cover image The Lost Art of Scripture: Rescuing the Sacred Texts

The Lost Art of Scripture: Rescuing the Sacred Texts

Karen Armstrong. Knopf, $35 (624p) ISBN 978-0-451-49486-3

Religious historian Armstrong (A History of God) examines the world’s major religions to make her case that modern humanity has lost track of what scripture meant in the past and, in the process, departed from the compassionate heart of those faiths in her most profound, important book to date. She notes that scriptural narratives had never claimed to be accurate factual accounts; therefore, dismissing them as having no value because they don’t conform to “modern scientific and historical norms” is a mistake. Armstrong traces the development of scriptural canons in India and China, as well as in the monotheistic faith traditions of Christianity, Islam, and Judaism, and how religions grappled with social inequity, which she views as inevitable in preindustrial economies—and inexcusable now. Along the way, she shows how “in all cultures, scripture was essentially a work in progress, constantly changing to meet new conditions,” a rebuttal to contemporary rigid literalist readings.
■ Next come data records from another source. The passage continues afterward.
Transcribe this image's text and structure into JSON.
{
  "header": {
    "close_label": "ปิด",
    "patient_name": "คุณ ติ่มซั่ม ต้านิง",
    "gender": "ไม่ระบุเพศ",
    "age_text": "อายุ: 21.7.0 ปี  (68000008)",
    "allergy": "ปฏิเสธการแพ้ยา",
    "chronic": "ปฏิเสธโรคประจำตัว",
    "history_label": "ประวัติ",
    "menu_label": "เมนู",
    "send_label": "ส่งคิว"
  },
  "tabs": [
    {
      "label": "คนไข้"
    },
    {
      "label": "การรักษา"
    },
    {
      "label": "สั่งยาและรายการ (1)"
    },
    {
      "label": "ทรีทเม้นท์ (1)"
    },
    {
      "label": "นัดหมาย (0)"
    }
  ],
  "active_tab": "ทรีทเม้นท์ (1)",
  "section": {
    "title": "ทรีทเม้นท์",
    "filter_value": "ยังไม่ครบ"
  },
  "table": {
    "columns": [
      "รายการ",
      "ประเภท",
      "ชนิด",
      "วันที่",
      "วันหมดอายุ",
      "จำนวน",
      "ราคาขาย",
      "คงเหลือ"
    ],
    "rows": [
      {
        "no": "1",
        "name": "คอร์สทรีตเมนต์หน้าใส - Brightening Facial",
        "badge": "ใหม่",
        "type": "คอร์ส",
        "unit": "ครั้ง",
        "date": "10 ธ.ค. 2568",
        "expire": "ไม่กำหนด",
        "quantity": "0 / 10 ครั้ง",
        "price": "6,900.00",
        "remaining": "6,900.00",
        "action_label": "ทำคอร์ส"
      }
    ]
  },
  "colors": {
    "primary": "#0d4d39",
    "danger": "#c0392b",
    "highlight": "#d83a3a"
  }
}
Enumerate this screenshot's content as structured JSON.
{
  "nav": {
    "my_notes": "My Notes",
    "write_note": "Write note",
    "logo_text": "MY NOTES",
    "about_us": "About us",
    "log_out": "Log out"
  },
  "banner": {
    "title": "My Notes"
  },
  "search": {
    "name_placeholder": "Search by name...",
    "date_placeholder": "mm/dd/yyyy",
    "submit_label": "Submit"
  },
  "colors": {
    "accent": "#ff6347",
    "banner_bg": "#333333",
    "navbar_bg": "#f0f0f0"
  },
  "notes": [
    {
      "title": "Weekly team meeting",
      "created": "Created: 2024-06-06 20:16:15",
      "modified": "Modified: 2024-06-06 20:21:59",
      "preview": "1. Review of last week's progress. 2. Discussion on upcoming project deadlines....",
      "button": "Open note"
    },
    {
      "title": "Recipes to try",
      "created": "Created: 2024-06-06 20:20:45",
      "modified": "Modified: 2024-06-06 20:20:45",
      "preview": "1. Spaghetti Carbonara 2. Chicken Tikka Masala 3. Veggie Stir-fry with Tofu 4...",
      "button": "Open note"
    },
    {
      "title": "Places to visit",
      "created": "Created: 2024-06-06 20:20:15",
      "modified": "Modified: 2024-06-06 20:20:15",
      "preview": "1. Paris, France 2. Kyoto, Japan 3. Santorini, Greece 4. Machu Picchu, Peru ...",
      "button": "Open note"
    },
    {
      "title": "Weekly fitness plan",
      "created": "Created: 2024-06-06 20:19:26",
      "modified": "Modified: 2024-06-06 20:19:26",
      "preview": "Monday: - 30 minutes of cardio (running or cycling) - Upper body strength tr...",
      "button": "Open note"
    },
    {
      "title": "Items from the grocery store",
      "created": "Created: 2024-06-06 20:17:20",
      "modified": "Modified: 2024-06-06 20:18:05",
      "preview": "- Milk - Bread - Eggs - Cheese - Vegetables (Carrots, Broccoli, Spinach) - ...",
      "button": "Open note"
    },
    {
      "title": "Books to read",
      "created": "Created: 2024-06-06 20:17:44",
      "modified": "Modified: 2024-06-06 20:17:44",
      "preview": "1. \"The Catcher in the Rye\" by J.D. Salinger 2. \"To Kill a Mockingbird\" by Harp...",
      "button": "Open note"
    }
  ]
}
Both nonbelievers and believers will find her diagnosis—that most people now read scripture to confirm their own views, rather than to achieve transformation—on the mark. “It is essential for human survival that we find a way to rediscover the sacrality of each human being and resacralise our world.” This is an instant classic of accessible and relevant religious history. (Nov.)